[Exercise brief]
Copy each line from the entries that the word "Give" appears in.

[Supplied material]
★ ★ ★
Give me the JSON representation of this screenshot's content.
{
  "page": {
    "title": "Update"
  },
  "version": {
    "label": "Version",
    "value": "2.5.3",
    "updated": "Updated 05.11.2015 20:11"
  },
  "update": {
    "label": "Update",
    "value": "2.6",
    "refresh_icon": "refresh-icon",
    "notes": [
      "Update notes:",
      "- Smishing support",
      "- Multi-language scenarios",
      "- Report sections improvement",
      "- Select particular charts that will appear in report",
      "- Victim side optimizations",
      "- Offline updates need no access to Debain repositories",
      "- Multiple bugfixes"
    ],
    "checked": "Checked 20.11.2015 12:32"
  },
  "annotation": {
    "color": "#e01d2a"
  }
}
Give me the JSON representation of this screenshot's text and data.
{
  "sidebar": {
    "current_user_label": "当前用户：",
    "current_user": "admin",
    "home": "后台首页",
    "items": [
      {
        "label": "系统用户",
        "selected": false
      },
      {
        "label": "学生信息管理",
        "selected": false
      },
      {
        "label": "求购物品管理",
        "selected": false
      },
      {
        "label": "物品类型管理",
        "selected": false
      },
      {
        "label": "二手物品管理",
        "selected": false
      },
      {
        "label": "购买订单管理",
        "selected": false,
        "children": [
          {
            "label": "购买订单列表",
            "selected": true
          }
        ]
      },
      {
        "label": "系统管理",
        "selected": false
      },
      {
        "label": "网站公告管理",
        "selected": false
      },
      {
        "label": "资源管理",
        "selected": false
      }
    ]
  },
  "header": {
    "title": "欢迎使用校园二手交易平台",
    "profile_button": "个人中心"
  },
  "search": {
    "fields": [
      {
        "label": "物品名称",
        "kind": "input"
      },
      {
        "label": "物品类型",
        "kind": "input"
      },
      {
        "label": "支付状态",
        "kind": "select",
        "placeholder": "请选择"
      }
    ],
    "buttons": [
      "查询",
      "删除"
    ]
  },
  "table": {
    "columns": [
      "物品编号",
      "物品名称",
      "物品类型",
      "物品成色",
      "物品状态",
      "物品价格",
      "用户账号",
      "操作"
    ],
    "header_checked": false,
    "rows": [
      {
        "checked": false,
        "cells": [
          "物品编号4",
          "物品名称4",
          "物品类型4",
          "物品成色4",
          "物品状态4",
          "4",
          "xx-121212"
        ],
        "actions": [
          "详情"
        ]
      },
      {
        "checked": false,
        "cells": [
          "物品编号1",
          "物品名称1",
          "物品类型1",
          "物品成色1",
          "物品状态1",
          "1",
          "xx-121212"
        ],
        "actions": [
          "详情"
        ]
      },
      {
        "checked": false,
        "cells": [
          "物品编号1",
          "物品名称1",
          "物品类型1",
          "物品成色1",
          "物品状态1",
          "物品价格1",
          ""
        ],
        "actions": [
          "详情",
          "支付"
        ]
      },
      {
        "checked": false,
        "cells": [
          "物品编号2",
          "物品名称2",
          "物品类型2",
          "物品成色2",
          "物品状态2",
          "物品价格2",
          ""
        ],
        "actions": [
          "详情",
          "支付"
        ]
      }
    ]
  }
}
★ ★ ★
[Solution for this problem]
Give me the JSON representation of this screenshot's content.
Give me the JSON representation of this screenshot's text and data.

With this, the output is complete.